> [Action item] Show every line of the data that includes the word "mute".

--- Supplied entries ---

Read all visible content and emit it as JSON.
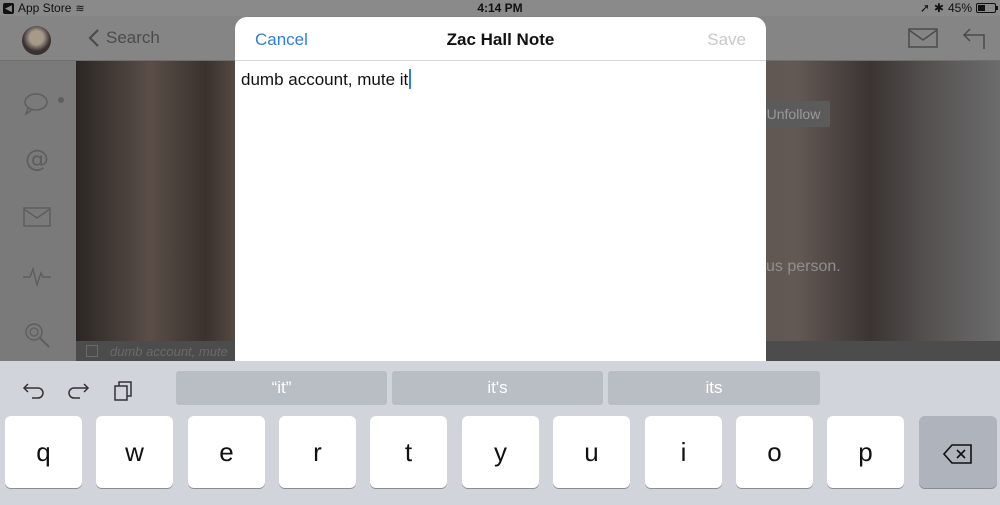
{
  "status_bar": {
    "back_app": "App Store",
    "time": "4:14 PM",
    "battery": "45%",
    "battery_level": 0.45
  },
  "background": {
    "back_label": "Search",
    "unfollow_label": "Unfollow",
    "bio_fragment": "us person.",
    "note_preview": "dumb account, mute"
  },
  "modal": {
    "cancel_label": "Cancel",
    "title": "Zac Hall Note",
    "save_label": "Save",
    "note_text": "dumb account, mute it"
  },
  "keyboard": {
    "suggestions": [
      "“it”",
      "it's",
      "its"
    ],
    "keys": [
      "q",
      "w",
      "e",
      "r",
      "t",
      "y",
      "u",
      "i",
      "o",
      "p"
    ]
  },
  "colors": {
    "accent": "#2f7fd6",
    "disabled": "#c8c8c8",
    "keyboard_bg": "#d1d4da"
  }
}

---

> [Worked solution]
    "note_preview": "dumb account, mute"
    "note_text": "dumb account, mute it"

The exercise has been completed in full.